As for Jaime…
“The first time Tim needed a transplant, I knew I was a match, good enough to donate. But our cousin was a better match. I kind of figured eventually it would be something I’d be doing for him. And here we are.”
Yup, here we are.
“He would do the same for me. It is an opportunity for me that you don’t get every day to give someone their life back. It is a special opportunity for me.”
Jaime believes this, that her donation is, in fact, a gift to her. But she is also aware that by the time this article is published, she’ll be fresh in the hospital, one organ less, even though she is totally healthy, and it will be six to eight weeks before she completely recovers. And, to make matters a little more messy, she had a bad hospital experience not so long ago. This is complicated stuff.

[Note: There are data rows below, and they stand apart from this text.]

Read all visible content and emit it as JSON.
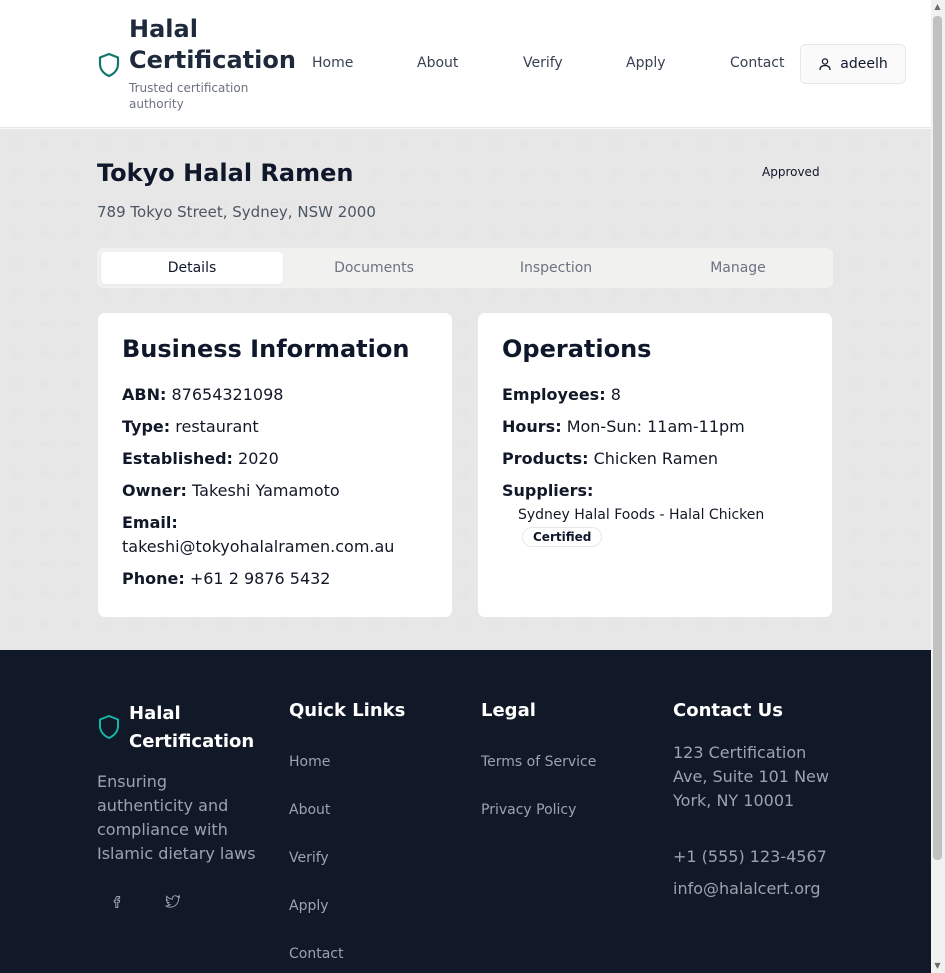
{
  "header": {
    "brand_title": "Halal Certification",
    "brand_tagline": "Trusted certification authority",
    "brand_icon": "shield-icon",
    "nav": [
      "Home",
      "About",
      "Verify",
      "Apply",
      "Contact"
    ],
    "user_name": "adeelh",
    "user_icon": "user-icon"
  },
  "business": {
    "name": "Tokyo Halal Ramen",
    "address": "789 Tokyo Street, Sydney, NSW 2000",
    "status": "Approved"
  },
  "tabs": [
    "Details",
    "Documents",
    "Inspection",
    "Manage"
  ],
  "active_tab": "Details",
  "business_info": {
    "title": "Business Information",
    "abn_label": "ABN:",
    "abn": "87654321098",
    "type_label": "Type:",
    "type": "restaurant",
    "established_label": "Established:",
    "established": "2020",
    "owner_label": "Owner:",
    "owner": "Takeshi Yamamoto",
    "email_label": "Email:",
    "email": "takeshi@tokyohalalramen.com.au",
    "phone_label": "Phone:",
    "phone": "+61 2 9876 5432"
  },
  "operations": {
    "title": "Operations",
    "employees_label": "Employees:",
    "employees": "8",
    "hours_label": "Hours:",
    "hours": "Mon-Sun: 11am-11pm",
    "products_label": "Products:",
    "products": "Chicken Ramen",
    "suppliers_label": "Suppliers:",
    "supplier_name": "Sydney Halal Foods - Halal Chicken",
    "supplier_badge": "Certified"
  },
  "footer": {
    "brand_title": "Halal Certification",
    "description": "Ensuring authenticity and compliance with Islamic dietary laws",
    "social_icons": [
      "facebook-icon",
      "twitter-icon"
    ],
    "quick_links_title": "Quick Links",
    "quick_links": [
      "Home",
      "About",
      "Verify",
      "Apply",
      "Contact"
    ],
    "legal_title": "Legal",
    "legal_links": [
      "Terms of Service",
      "Privacy Policy"
    ],
    "contact_title": "Contact Us",
    "contact_address": "123 Certification Ave, Suite 101 New York, NY 10001",
    "contact_phone": "+1 (555) 123-4567",
    "contact_email": "info@halalcert.org"
  },
  "colors": {
    "accent": "#0f766e",
    "footer_bg": "#111827"
  }
}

So, Tim, what do you think Jaime’s kidney is worth to you?
He gives a long sigh. Too much to measure. Too much to even grasp. He explains slowly.
“How can you ever thank a person enough for something like this? She’s giving me my life back. It’s not just a kidney. It’s what the kidney represents. I owe it to her to live life to the fullest. I owe it to the people at dialysis. I owe it to the people that take care of me at Mercy. To my surgeon. To my parents. How can I ever repay Jaime? I can’t. All I can do is show her by my actions that I’m going to live the shit out of life as long as I can.”
Tim takes a breath. A fierce line has been drawn in the sand. No return and no way out. A life well lived in exchange for a kidney. A hard bargain.
And Jaime, how about you?
A small smile curves her mouth. A twinkle comes to her eyes. This is not a good thing. I wait for it.
“Heck, maybe Tim can give me a Starbucks gift card.”
There you have it. The value of a kidney. CV
Joe Weeg spent 31 years bumping around this town as a prosecutor for the Polk County Attorney’s Office. Now retired, his wife is once again assisting in the prosecution of war criminals in the Netherlands. He’s along for the ride and writes about being an Iowan in Europe on his blog at www.joesneighborhood.com.